- Luxembourg to take part in Women’s World Cup qualifying for first time
- Daniel Santos has been coach of the women’s national team since 2020
- “We may be able to scrape a point here and there,” he says
In Germany, one in seven registered players is female, equating to some 1.1 million women and girls active in the game there. That figure is almost twice the entire population of Luxembourg, which borders Belgium, France and Germany. And while Die Nationalelf have never missed an edition of a FIFA Women’s World Cup™, the Grand Duchy’s national team are preparing to take part in the qualifiers for the global event for the first time.

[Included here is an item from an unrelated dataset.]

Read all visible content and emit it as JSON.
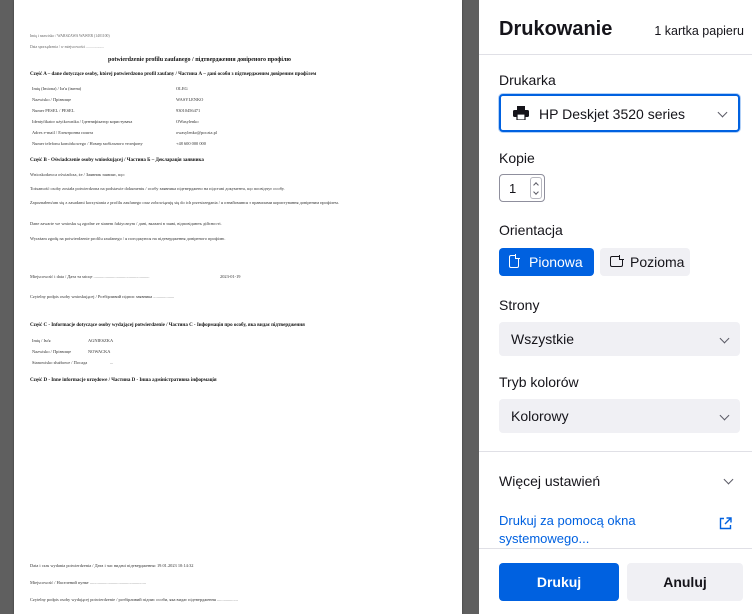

“We’re very much looking forward to them,” Daniel Santos, coach since August 2020, tells FIFA.com. “We discussed it for a long time within the association and with our president because we were unsure whether or not we should do it. We knew that we’d draw two or three big teams and that there could be some major setbacks, but that’s the way it is. We’re not at the required level yet. However, we’d have the same problem if we did it in two years’ time. There will always be some doubts, but you have to start at some point.”
For Luxembourg, that start involves fixtures against England, Austria, Northern Ireland, Latvia and North Macedonia, which are the only team in this group beneath them in the FIFA/Coca-Cola Women’s World Ranking. “It’s a very appealing group,” says Santos. “We may be able to scrape a point here and there. It’s important for us to get that first experience under our belts.
“We have an average age of just 21, which, while very young, will stand us in good stead for the next qualifiers and the future. It’s important that we start accruing experience and begin the learning process now. But I’m also convinced that we can spring a surprise or two, even if it is just in our play and not necessarily in terms of points.” Indeed, it is not just the players who are young, but the team itself, having only been created in 2003.
That said, what matters now is the continuous development of women’s football in Luxembourg and creating a solid player base. This is also part of Santos’ remit as head of the women’s youth teams at the association.
“Right now, what we really want to do is drive the women’s game forward and increase its presence in schools. We want to show kids that girls can and should play football. During one scouting exercise in Luxembourg, we discovered 70 talented girls, who now attend training once a week. The best will then progress to our U-12s and so on,” he explains, before highlighting some of problems still to be overcome.
“So far, we’ve established U-14, 15, 16 and 17 teams. However, we’re still lacking several age categories. For example, we don’t have sufficient players for a U-19 side. In some ages, the players are simply not there. That said, we’ve now taken the first steps, and I’m delighted that next year we’ll have additional categories, like U-12 and U-13.”
Also noteworthy is the fact that almost half (48 per cent) of Luxembourg’s population are non-nationals, with around 170 different nationalities present in the country. “These [foreign] players are training with us, but they don’t have Luxembourgish passports. We’ve registered for the qualifying phase of the [UEFA] U-17 Championship in September, but we have six or seven players who train with us but who cannot represent us,” Santos says.
Since the announcement of their participation in the upcoming World Cup qualifiers, interest in the national team has grown. In order to increase this further, the association is making the most of social media. For example, every ten days from September, a new player will be introduced on Instagram, Facebook or TikTok.
“I knew nothing about TikTok before, but now I’m up to speed on that too,” the affable Luxembourger says with a smile. “We want to show young girls that they can play football.”
And perhaps eventually make the transition into the senior team which, in Santos’ opinion, is nothing if not passionate about the game.
“We’ve got a generation for whom football is the first thing they think of in the morning and the last thing at night. At first I was a little taken aback and said to myself: ‘Okay, let’s see how this goes’. After our initial training sessions and conversations, I realised that they were just waiting for someone to take them by the hand and say: ‘we can train, we can achieve something’. I’ve trained with the senior team at -10°C. Rain or shine, they’re always there,” the 39-year-old says enthusiastically.
“For example, last year we’d planned a friendly international against the Faroe Islands, only for it to be cancelled due to Covid. It was scheduled for a Sunday but when I told the players the match was off, they asked me if we could meet for training instead. That wouldn’t happen with the men, who’d jump at the free day. But if my players want to train, then that’s what we do. I’m not going to say no. That’s a difference I’ve noticed. The women here want to learn and progress, which means I head to training both contented and motivated,” he concludes.
For Luxembourg, the building blocks are now in place and conditions look good for the women’s game there to really grow.